[Opening Dataset entries section]

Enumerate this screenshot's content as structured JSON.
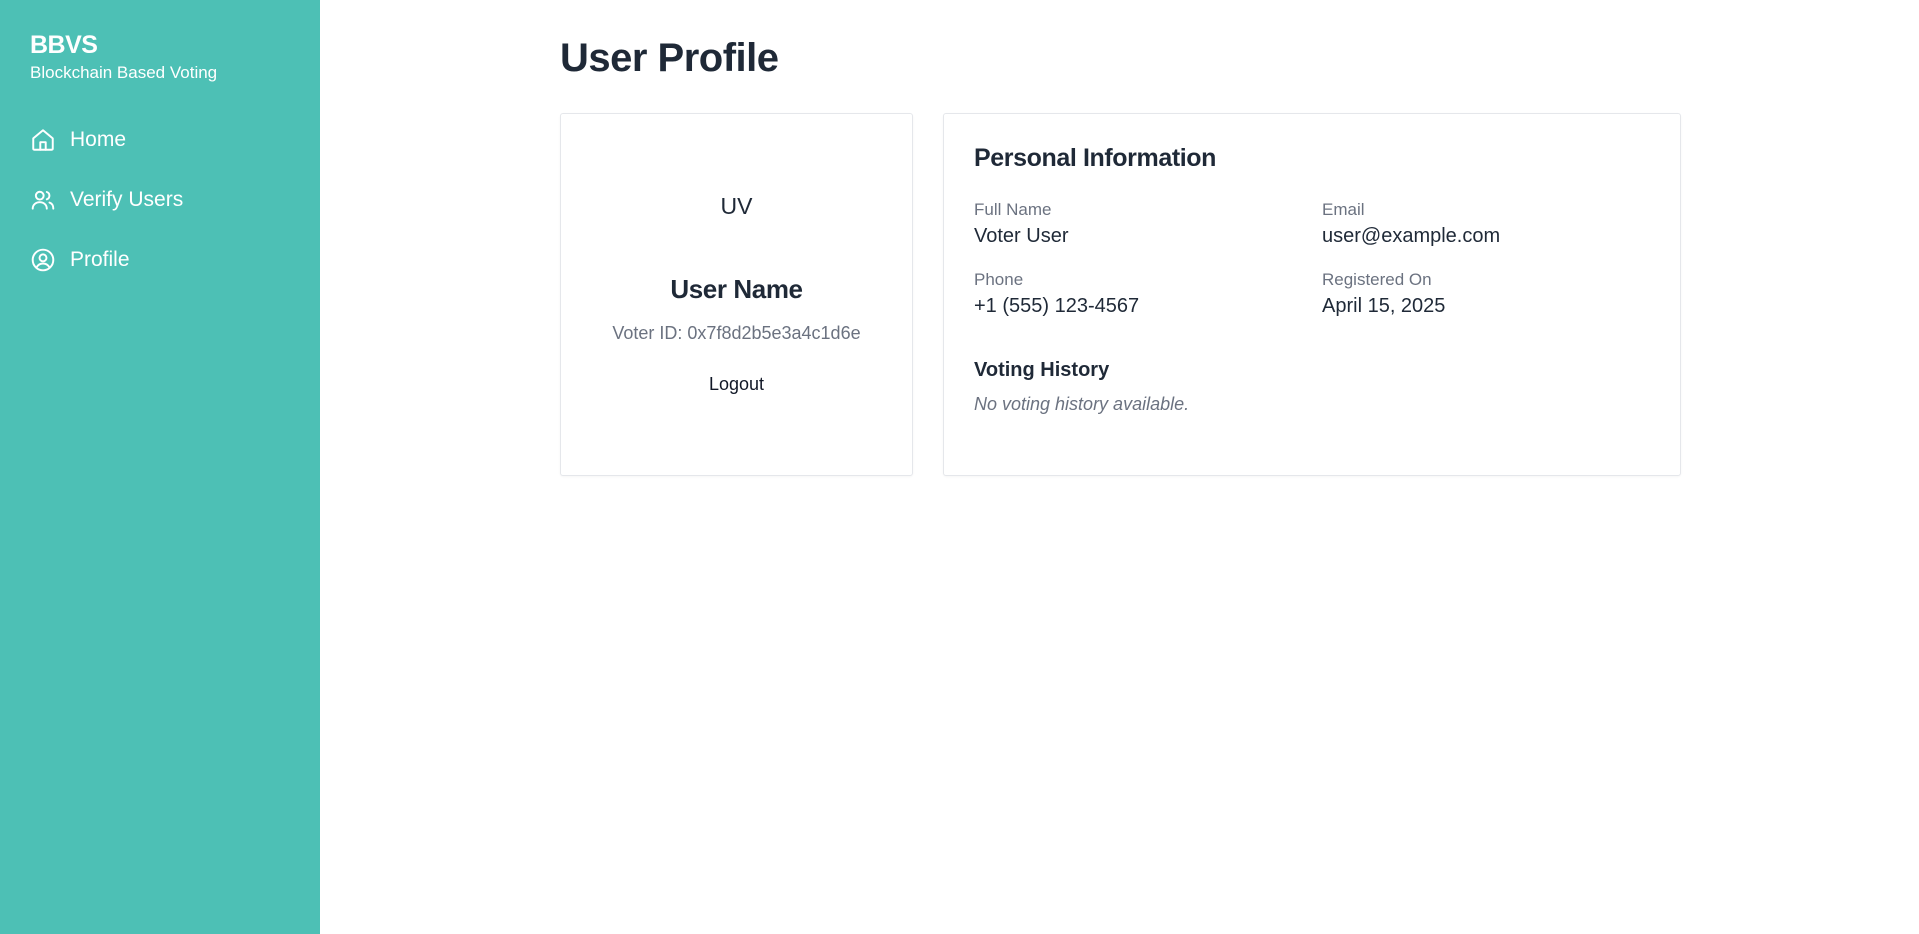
{
  "sidebar": {
    "brand_title": "BBVS",
    "brand_subtitle": "Blockchain Based Voting",
    "items": [
      {
        "label": "Home",
        "icon": "home-icon"
      },
      {
        "label": "Verify Users",
        "icon": "users-icon"
      },
      {
        "label": "Profile",
        "icon": "user-circle-icon"
      }
    ],
    "background_color": "#4dc0b5"
  },
  "main": {
    "page_title": "User Profile",
    "profile_card": {
      "avatar_initials": "UV",
      "user_name": "User Name",
      "voter_id": "Voter ID: 0x7f8d2b5e3a4c1d6e",
      "logout_label": "Logout"
    },
    "info_card": {
      "title": "Personal Information",
      "fields": {
        "full_name": {
          "label": "Full Name",
          "value": "Voter User"
        },
        "email": {
          "label": "Email",
          "value": "user@example.com"
        },
        "phone": {
          "label": "Phone",
          "value": "+1 (555) 123-4567"
        },
        "registered_on": {
          "label": "Registered On",
          "value": "April 15, 2025"
        }
      },
      "voting_history": {
        "title": "Voting History",
        "empty_message": "No voting history available."
      }
    }
  }
}
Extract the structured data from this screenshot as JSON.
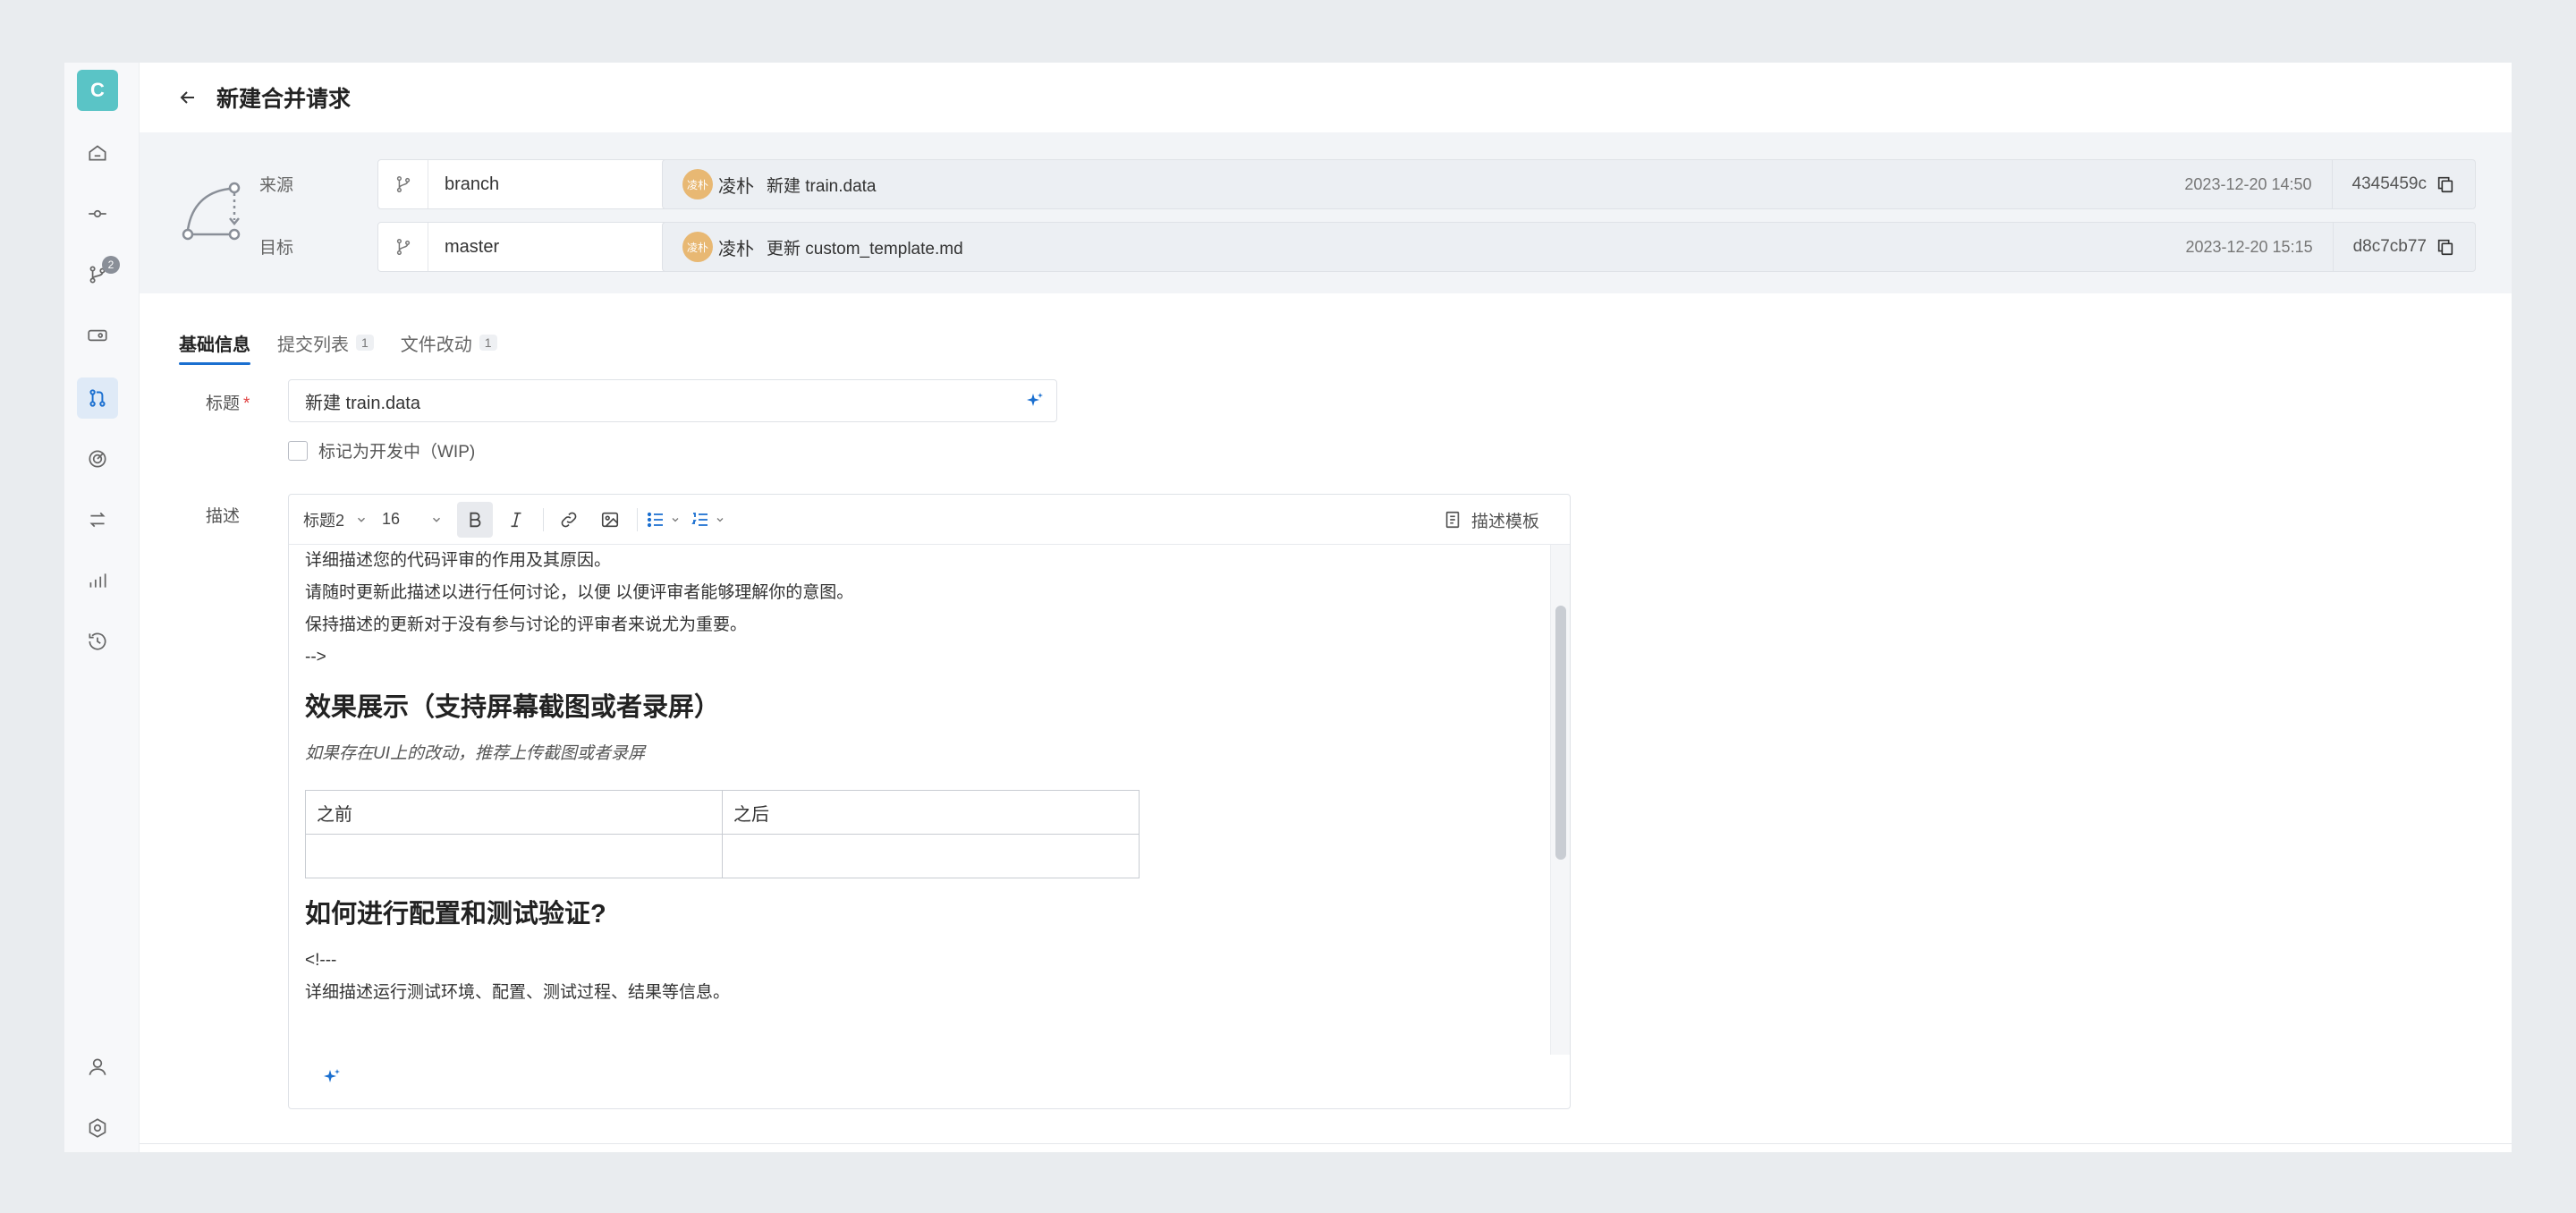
{
  "sidebar": {
    "logo": "C",
    "badge": "2"
  },
  "header": {
    "title": "新建合并请求"
  },
  "branches": {
    "source_label": "来源",
    "target_label": "目标",
    "source_branch": "branch",
    "target_branch": "master",
    "source_commit": {
      "avatar_text": "凌朴",
      "author": "凌朴",
      "message": "新建 train.data",
      "time": "2023-12-20 14:50",
      "sha": "4345459c"
    },
    "target_commit": {
      "avatar_text": "凌朴",
      "author": "凌朴",
      "message": "更新 custom_template.md",
      "time": "2023-12-20 15:15",
      "sha": "d8c7cb77"
    }
  },
  "tabs": [
    {
      "label": "基础信息",
      "count": ""
    },
    {
      "label": "提交列表",
      "count": "1"
    },
    {
      "label": "文件改动",
      "count": "1"
    }
  ],
  "form": {
    "title_label": "标题",
    "required_mark": "*",
    "title_value": "新建 train.data",
    "wip_label": "标记为开发中（WIP)",
    "desc_label": "描述"
  },
  "toolbar": {
    "heading": "标题2",
    "font_size": "16",
    "template_label": "描述模板"
  },
  "content": {
    "line1": "详细描述您的代码评审的作用及其原因。",
    "line2": "请随时更新此描述以进行任何讨论，以便 以便评审者能够理解你的意图。",
    "line3": "保持描述的更新对于没有参与讨论的评审者来说尤为重要。",
    "line4": "-->",
    "h_effect": "效果展示（支持屏幕截图或者录屏）",
    "effect_hint": "如果存在UI上的改动，推荐上传截图或者录屏",
    "table_before": "之前",
    "table_after": "之后",
    "h_config": "如何进行配置和测试验证?",
    "line5": "<!---",
    "line6": "详细描述运行测试环境、配置、测试过程、结果等信息。"
  }
}
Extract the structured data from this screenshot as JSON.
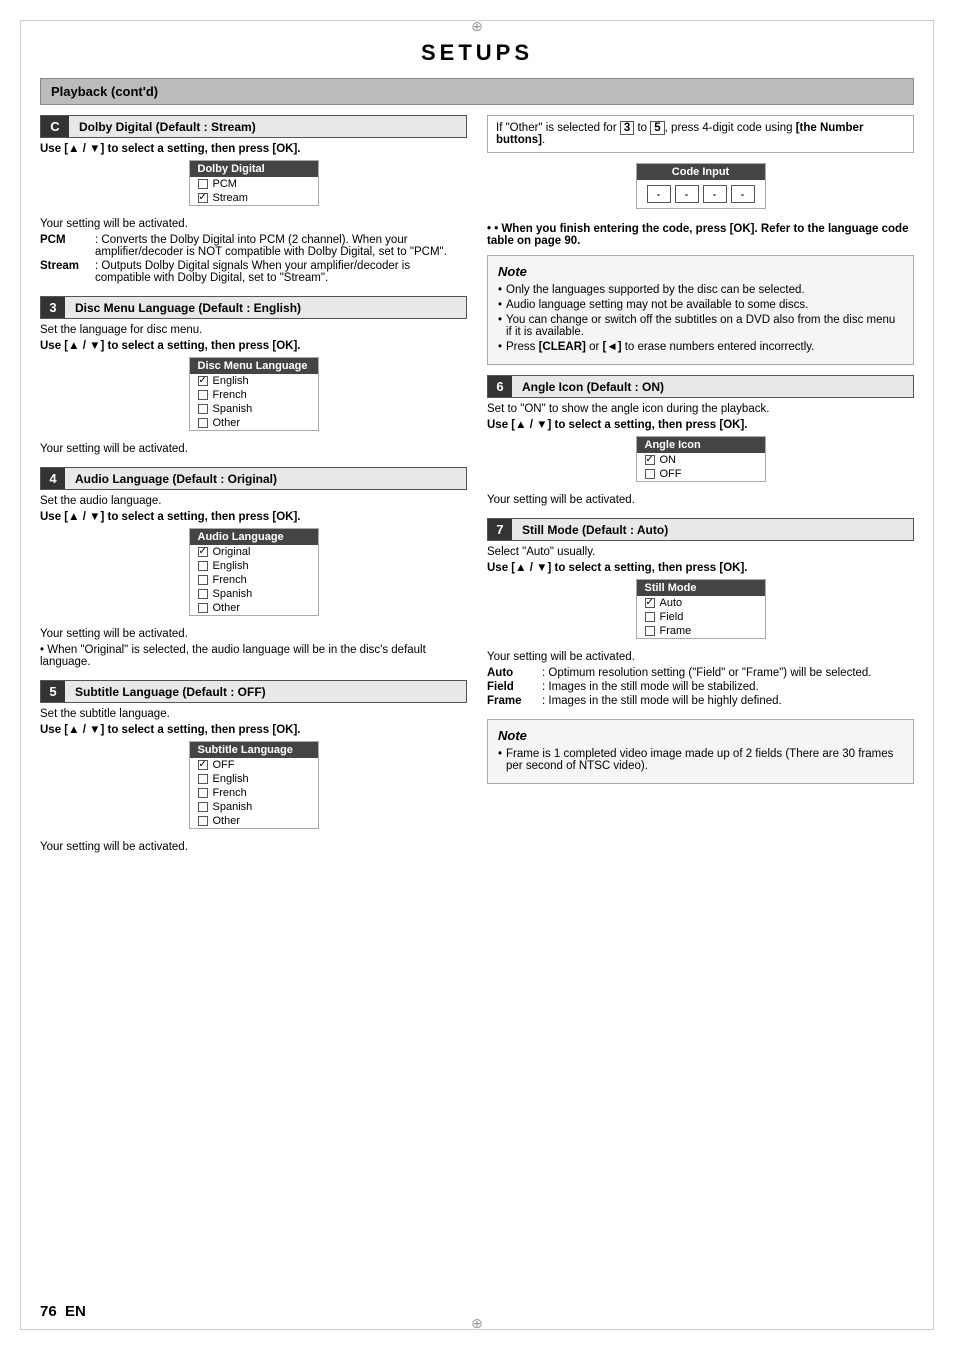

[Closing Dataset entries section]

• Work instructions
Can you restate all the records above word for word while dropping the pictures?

• Reply
Enumerate this screenshot's content as structured JSON.
{
  "sidebar": {
    "brand_title": "BBVS",
    "brand_subtitle": "Blockchain Based Voting",
    "items": [
      {
        "label": "Home",
        "icon": "home-icon"
      },
      {
        "label": "Verify Users",
        "icon": "users-icon"
      },
      {
        "label": "Profile",
        "icon": "user-circle-icon"
      }
    ],
    "background_color": "#4dc0b5"
  },
  "main": {
    "page_title": "User Profile",
    "profile_card": {
      "avatar_initials": "UV",
      "user_name": "User Name",
      "voter_id": "Voter ID: 0x7f8d2b5e3a4c1d6e",
      "logout_label": "Logout"
    },
    "info_card": {
      "title": "Personal Information",
      "fields": {
        "full_name": {
          "label": "Full Name",
          "value": "Voter User"
        },
        "email": {
          "label": "Email",
          "value": "user@example.com"
        },
        "phone": {
          "label": "Phone",
          "value": "+1 (555) 123-4567"
        },
        "registered_on": {
          "label": "Registered On",
          "value": "April 15, 2025"
        }
      },
      "voting_history": {
        "title": "Voting History",
        "empty_message": "No voting history available."
      }
    }
  }
}
Extract the structured data from this screenshot as JSON.
{
  "sidebar": {
    "logo": "C",
    "badge": "2"
  },
  "header": {
    "title": "新建合并请求"
  },
  "branches": {
    "source_label": "来源",
    "target_label": "目标",
    "source_branch": "branch",
    "target_branch": "master",
    "source_commit": {
      "avatar_text": "凌朴",
      "author": "凌朴",
      "message": "新建 train.data",
      "time": "2023-12-20 14:50",
      "sha": "4345459c"
    },
    "target_commit": {
      "avatar_text": "凌朴",
      "author": "凌朴",
      "message": "更新 custom_template.md",
      "time": "2023-12-20 15:15",
      "sha": "d8c7cb77"
    }
  },
  "tabs": [
    {
      "label": "基础信息",
      "count": ""
    },
    {
      "label": "提交列表",
      "count": "1"
    },
    {
      "label": "文件改动",
      "count": "1"
    }
  ],
  "form": {
    "title_label": "标题",
    "required_mark": "*",
    "title_value": "新建 train.data",
    "wip_label": "标记为开发中（WIP)",
    "desc_label": "描述"
  },
  "toolbar": {
    "heading": "标题2",
    "font_size": "16",
    "template_label": "描述模板"
  },
  "content": {
    "line1": "详细描述您的代码评审的作用及其原因。",
    "line2": "请随时更新此描述以进行任何讨论，以便 以便评审者能够理解你的意图。",
    "line3": "保持描述的更新对于没有参与讨论的评审者来说尤为重要。",
    "line4": "-->",
    "h_effect": "效果展示（支持屏幕截图或者录屏）",
    "effect_hint": "如果存在UI上的改动，推荐上传截图或者录屏",
    "table_before": "之前",
    "table_after": "之后",
    "h_config": "如何进行配置和测试验证?",
    "line5": "<!---",
    "line6": "详细描述运行测试环境、配置、测试过程、结果等信息。"
  }
}
Extract the structured data from this screenshot as JSON.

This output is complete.